This monster black hole eats the mass of our own sun every two days and is the fastest-growing quasar ever seen
Astronomers in Australia have found that they believe to be the fastest-growing black hole in the known universe.
The supermassive black hole, or quasar, is thought to have been present in the early universe – when our now 13.8-billion-year-old universe was around 1.2 billion years old – and is such a monster that it swallows the mass of our own sun every two days.
The discovery was made by astronomers at the Australian National University (ANU), led by Dr Christian Wolf of the Research School of Astronomy and Astrophysics. The quasar is estimated to be as large as 20 billion suns and radiates ultraviolet and X-ray energy as gas and dust are sucked in. Its immense temperatures are thought to be enough to destroy its host galaxy.
READ NEXT: What are black holes?
“This black hole is growing so rapidly that it’s shining thousands of times more brightly than an entire galaxy, due to all of the gases it sucks in daily that cause lots of friction and heat,” said Wolf.
“If we had this monster sitting at the centre of our Milky Way galaxy, it would appear ten times brighter than a full moon. It would appear as an incredibly bright pin-point star that would almost wash out all of the stars in the sky.”

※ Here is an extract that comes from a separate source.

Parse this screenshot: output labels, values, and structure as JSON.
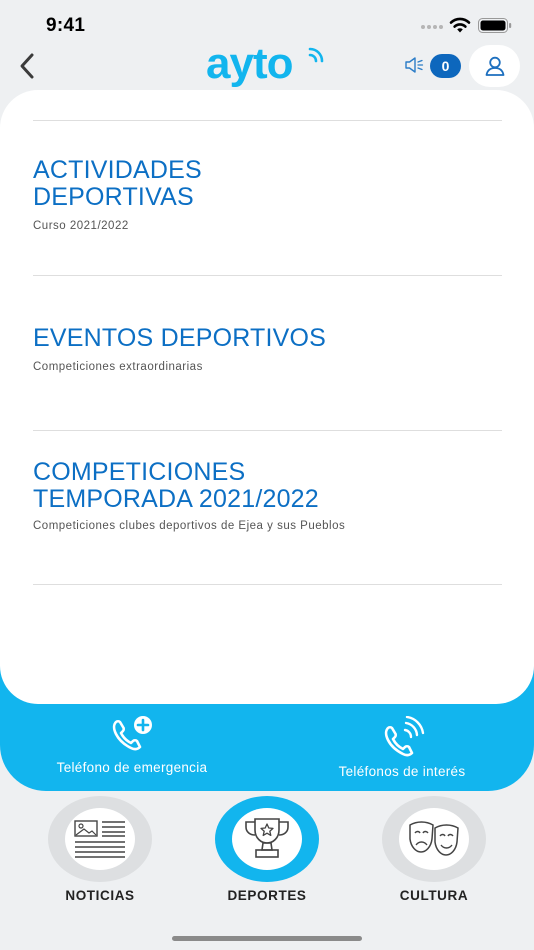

The black hole was spotted by the SkyMapper telescope at the ANU Siding Spring Observatory in near-infrared light, with help from the European Space Agency’s Gaia satellite. It is not known, however, how a black hole could grow so large so early in the universe, and the ANU team is already on the hunt for other, faster-growing quasars to learn more.
READ NEXT: Beyond the Big Bang: What would it have been like to witness the birth of the universe?
“Black holes at the centres of galaxies reach masses of over ten billion times that of our sun,” the researchers write in their paper.
“Surprisingly we have found such massive black holes already in the early universe, just 800 million years after the Big Bang. How they grew to such mass so early after the Big Bang is a profound puzzle for physics. They must have grown at super rates for a long period of time; or they originate from massive seed black holes that formed during the dark early ages by direct collapse.”
Disclaimer: Some pages on this site may include an affiliate link. This does not effect our editorial in any way.